Your Startup is Not a Business. Stop Treating it Like One.

“So what is it that makes some startups successful and leaves others selling off their furniture? Simply this: startups are not small versions of large companies.”

— Steve Blank

I couldn’t agree more — a small business or a large company has the goal of delivering to customers in a proven way. But startups are fundamentally different. By sheer definition a startup should be a team on a mission to deliver to customers in an UNproven way. That’s the whole point: you’re uncovering a new market. And yet how many start-ups raise money, hire and expand their team, and have yet to uncover a clear market for their product?!

Just recently I took the first steps in a new venture — testing an assumption that a specific audience would sign-up for a monthly subscription e-commerce service. And guess what — I was wrong. The idea was fraught with problems, specifically operational and sourcing, along with the challenges of competing with established services like Gilt Groupe. So we “pivoted,” and explored other audiences and customer groups that might have a need — a true NEED for a monthly subscription commerce service. My team and I found a great idea.
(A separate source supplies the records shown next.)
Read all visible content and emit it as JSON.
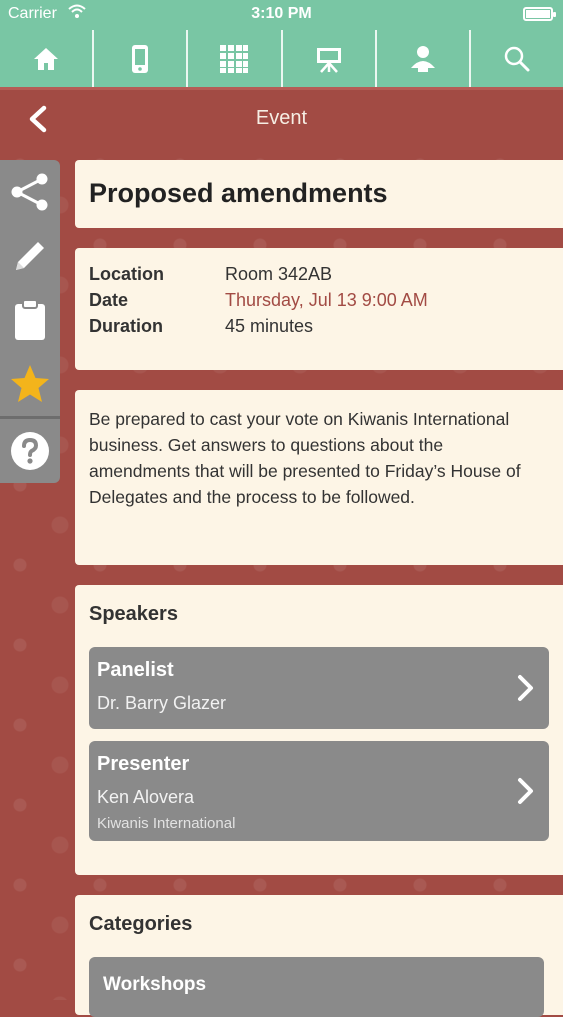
{
  "status_bar": {
    "carrier": "Carrier",
    "time": "3:10 PM"
  },
  "top_nav": {
    "items": [
      {
        "icon": "home-icon"
      },
      {
        "icon": "phone-icon"
      },
      {
        "icon": "grid-icon"
      },
      {
        "icon": "easel-icon"
      },
      {
        "icon": "person-icon"
      },
      {
        "icon": "search-icon"
      }
    ]
  },
  "header": {
    "title": "Event"
  },
  "sidebar": {
    "items": [
      {
        "icon": "share-icon"
      },
      {
        "icon": "pencil-icon"
      },
      {
        "icon": "clipboard-icon"
      },
      {
        "icon": "star-icon"
      },
      {
        "icon": "help-icon"
      }
    ]
  },
  "event": {
    "title": "Proposed amendments",
    "location_label": "Location",
    "location": "Room 342AB",
    "date_label": "Date",
    "date": "Thursday, Jul 13 9:00 AM",
    "duration_label": "Duration",
    "duration": "45 minutes",
    "description": "Be prepared to cast your vote on Kiwanis International business. Get answers to questions about the amendments that will be presented to Friday’s House of Delegates and the process to be followed."
  },
  "speakers": {
    "title": "Speakers",
    "items": [
      {
        "role": "Panelist",
        "name": "Dr. Barry Glazer",
        "org": ""
      },
      {
        "role": "Presenter",
        "name": "Ken Alovera",
        "org": "Kiwanis International"
      }
    ]
  },
  "categories": {
    "title": "Categories",
    "items": [
      {
        "label": "Workshops"
      }
    ]
  },
  "colors": {
    "nav_green": "#79c6a4",
    "header_red": "#a24b44",
    "card_bg": "#fdf5e6",
    "accent_red": "#a24b44",
    "sidebar_gray": "#8a8a8a",
    "star_yellow": "#f3b41b"
  }
}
We tested this idea quickly (and for free) by sending out a survey to some friends and family who are our target audience. The info we’ve received from a simple eight question survey has been invaluable. In total, we’ve spent $15 — on beer for our discussions.
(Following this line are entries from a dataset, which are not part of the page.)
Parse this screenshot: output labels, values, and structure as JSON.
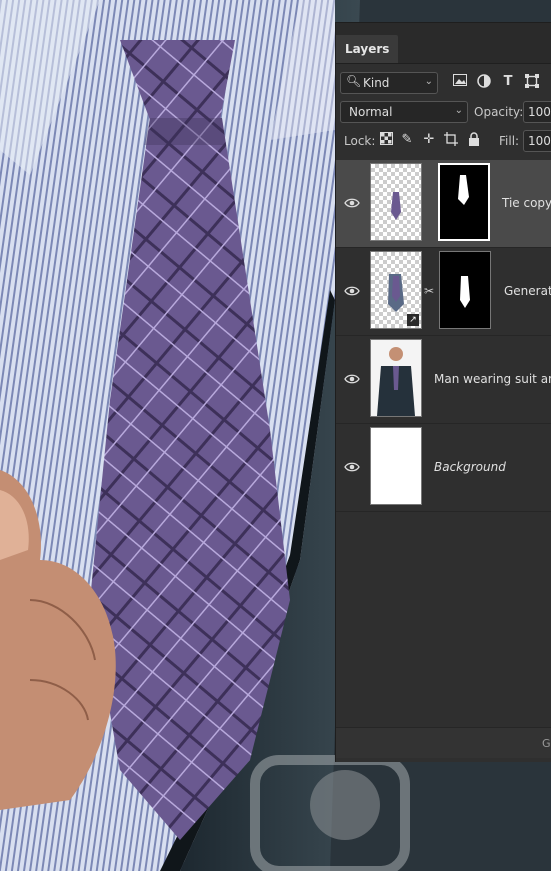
{
  "panel": {
    "tab_label": "Layers",
    "filter": {
      "kind_label": "Kind",
      "icons": [
        "image-filter-icon",
        "adjustment-filter-icon",
        "type-filter-icon",
        "shape-filter-icon"
      ]
    },
    "blend_mode": "Normal",
    "opacity_label": "Opacity:",
    "opacity_value": "100",
    "lock_label": "Lock:",
    "lock_icons": [
      "lock-transparent-icon",
      "lock-image-icon",
      "lock-position-icon",
      "lock-artboard-icon",
      "lock-all-icon"
    ],
    "fill_label": "Fill:",
    "fill_value": "100",
    "footer_glyph": "G"
  },
  "layers": [
    {
      "name": "Tie copy",
      "italic": false,
      "selected": true,
      "has_mask": true,
      "linked": false,
      "smart": false
    },
    {
      "name": "Generativ",
      "italic": false,
      "selected": false,
      "has_mask": true,
      "linked": true,
      "smart": true
    },
    {
      "name": "Man wearing suit and",
      "italic": false,
      "selected": false,
      "has_mask": false,
      "linked": false,
      "smart": false
    },
    {
      "name": "Background",
      "italic": true,
      "selected": false,
      "has_mask": false,
      "linked": false,
      "smart": false
    }
  ],
  "colors": {
    "panel_bg": "#2f2f2f",
    "selected_row": "#4a4a4a",
    "tie": "#6b5a8e",
    "suit": "#2c3b44",
    "shirt": "#c9d3ea"
  }
}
Cut to two weeks later. We’ve setup a landing page experience for two possible business concepts, and tested them both, running traffic to them with Google AdWords, and seeing how each idea performed. A clear winner emerged.
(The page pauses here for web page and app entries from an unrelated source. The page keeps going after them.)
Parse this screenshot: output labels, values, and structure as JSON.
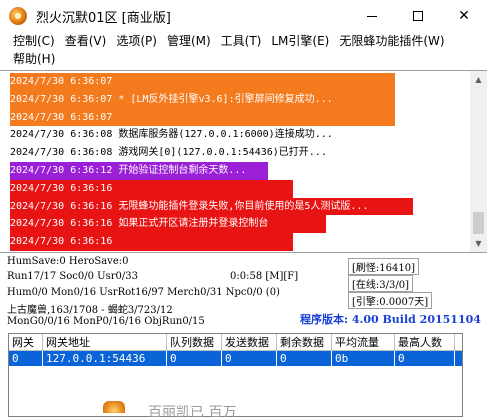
{
  "window": {
    "title": "烈火沉默01区 [商业版]",
    "minimize": "—",
    "maximize": "□",
    "close": "✕"
  },
  "menu": {
    "row1": [
      "控制(C)",
      "查看(V)",
      "选项(P)",
      "管理(M)",
      "工具(T)",
      "LM引擎(E)",
      "无限蜂功能插件(W)"
    ],
    "row2": [
      "帮助(H)"
    ]
  },
  "log": [
    {
      "text": "2024/7/30 6:36:07",
      "color": "orange",
      "bar": 385
    },
    {
      "text": "2024/7/30 6:36:07 * [LM反外挂引擎v3.6]:引擎屏间修复成功...",
      "color": "orange",
      "bar": 385
    },
    {
      "text": "2024/7/30 6:36:07",
      "color": "orange",
      "bar": 385
    },
    {
      "text": "2024/7/30 6:36:08 数据库服务器(127.0.0.1:6000)连接成功...",
      "color": "plain",
      "bar": 0
    },
    {
      "text": "2024/7/30 6:36:08 游戏网关[0](127.0.0.1:54436)已打开...",
      "color": "plain",
      "bar": 0
    },
    {
      "text": "2024/7/30 6:36:12 开始验证控制台剩余天数...",
      "color": "purple",
      "bar": 258
    },
    {
      "text": "2024/7/30 6:36:16",
      "color": "red",
      "bar": 283
    },
    {
      "text": "2024/7/30 6:36:16 无限蜂功能插件登录失败,你目前使用的是5人测试版...",
      "color": "red",
      "bar": 403
    },
    {
      "text": "2024/7/30 6:36:16 如果正式开区请注册并登录控制台",
      "color": "red",
      "bar": 316
    },
    {
      "text": "2024/7/30 6:36:16",
      "color": "red",
      "bar": 283
    }
  ],
  "status": {
    "line1": "HumSave:0 HeroSave:0",
    "line2_left": "Run17/17 Soc0/0 Usr0/33",
    "line2_right": "0:0:58 [M][F]",
    "line3": "Hum0/0 Mon0/16 UsrRot16/97 Merch0/31 Npc0/0 (0)",
    "line4": "上古魔兽,163/1708 - 蝎蛇3/723/12",
    "line5": "MonG0/0/16 MonP0/16/16 ObjRun0/15",
    "refresh": "[刷怪:16410]",
    "online": "[在线:3/3/0]",
    "engine": "[引擎:0.0007天]",
    "version": "程序版本: 4.00 Build 20151104"
  },
  "table": {
    "headers": [
      "网关",
      "网关地址",
      "队列数据",
      "发送数据",
      "剩余数据",
      "平均流量",
      "最高人数"
    ],
    "rows": [
      [
        "0",
        "127.0.0.1:54436",
        "0",
        "0",
        "0",
        "0b",
        "0"
      ]
    ]
  },
  "taskbar_hint": "百丽凯已 百万"
}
We’ve taken that idea and build it out through wireframes and mockups, and figuring out basic operational considerations. We plan to launch at the end of June.

The point here is though — we’re validating a business idea, at each and every step. But we DO NOT have a business yet.